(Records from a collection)
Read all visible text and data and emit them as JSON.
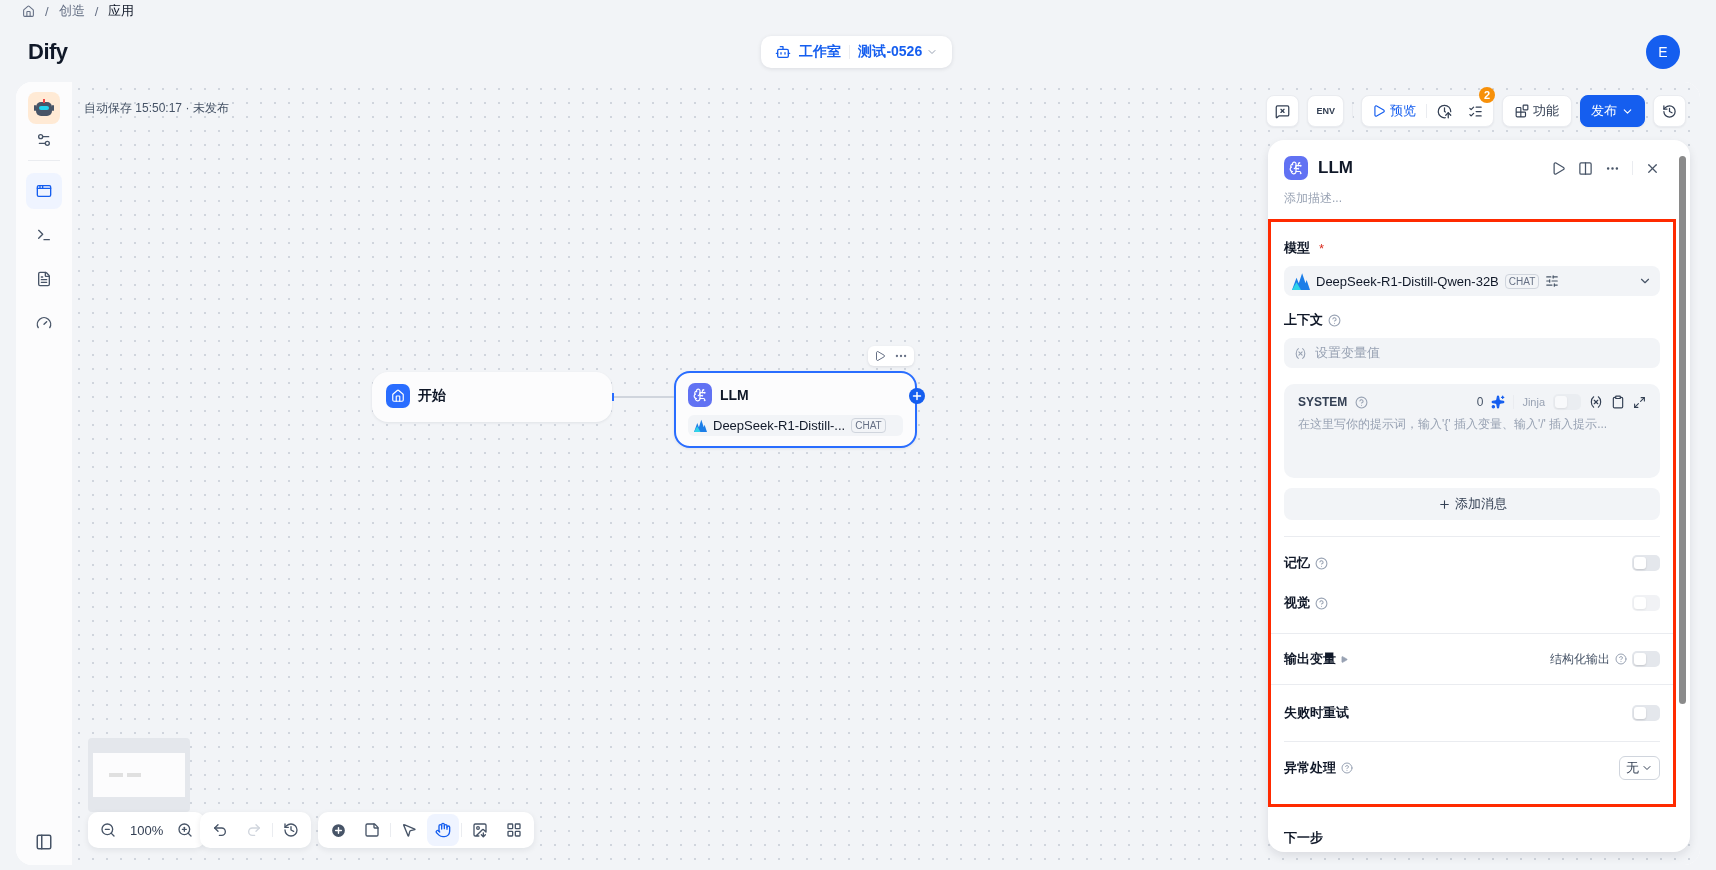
{
  "breadcrumb": [
    {
      "separator": "/",
      "label": "创造"
    },
    {
      "separator": "/",
      "label": "应用"
    }
  ],
  "header": {
    "logo": "Dify",
    "workspace": "工作室",
    "app_name": "测试-0526",
    "avatar": "E"
  },
  "sidebar": {
    "items": [
      {
        "selected": true
      },
      {
        "selected": false
      },
      {
        "selected": false
      },
      {
        "selected": false
      }
    ]
  },
  "canvas": {
    "autosave": "自动保存 15:50:17 · 未发布"
  },
  "toolbar": {
    "env": "ENV",
    "preview": "预览",
    "checklist_count": "2",
    "features": "功能",
    "publish": "发布"
  },
  "nodes": [
    {
      "kind": "start",
      "title": "开始",
      "selected": false
    },
    {
      "kind": "llm",
      "title": "LLM",
      "model": "DeepSeek-R1-Distill-...",
      "mode": "CHAT",
      "selected": true
    }
  ],
  "panel": {
    "title": "LLM",
    "description_placeholder": "添加描述...",
    "model_label": "模型",
    "required_mark": "*",
    "model": "DeepSeek-R1-Distill-Qwen-32B",
    "mode": "CHAT",
    "context_label": "上下文",
    "context_placeholder": "设置变量值",
    "prompt": {
      "role": "SYSTEM",
      "count": "0",
      "jinja_label": "Jinja",
      "jinja_on": false,
      "placeholder": "在这里写你的提示词，输入'{' 插入变量、输入'/' 插入提示..."
    },
    "add_message": "添加消息",
    "toggles": [
      {
        "label": "记忆",
        "on": false,
        "disabled": false
      },
      {
        "label": "视觉",
        "on": false,
        "disabled": true
      }
    ],
    "output": {
      "label": "输出变量",
      "structured_label": "结构化输出",
      "structured_on": false
    },
    "retry": {
      "label": "失败时重试",
      "on": false
    },
    "error_handling": {
      "label": "异常处理",
      "value": "无"
    },
    "next_step": "下一步"
  },
  "zoom": "100%",
  "canvas_modes": [
    {
      "selected": false
    },
    {
      "selected": true
    }
  ]
}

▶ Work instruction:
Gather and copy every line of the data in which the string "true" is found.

▶ Result for this task:
        "selected": true
      "selected": true
        "disabled": true
      "selected": true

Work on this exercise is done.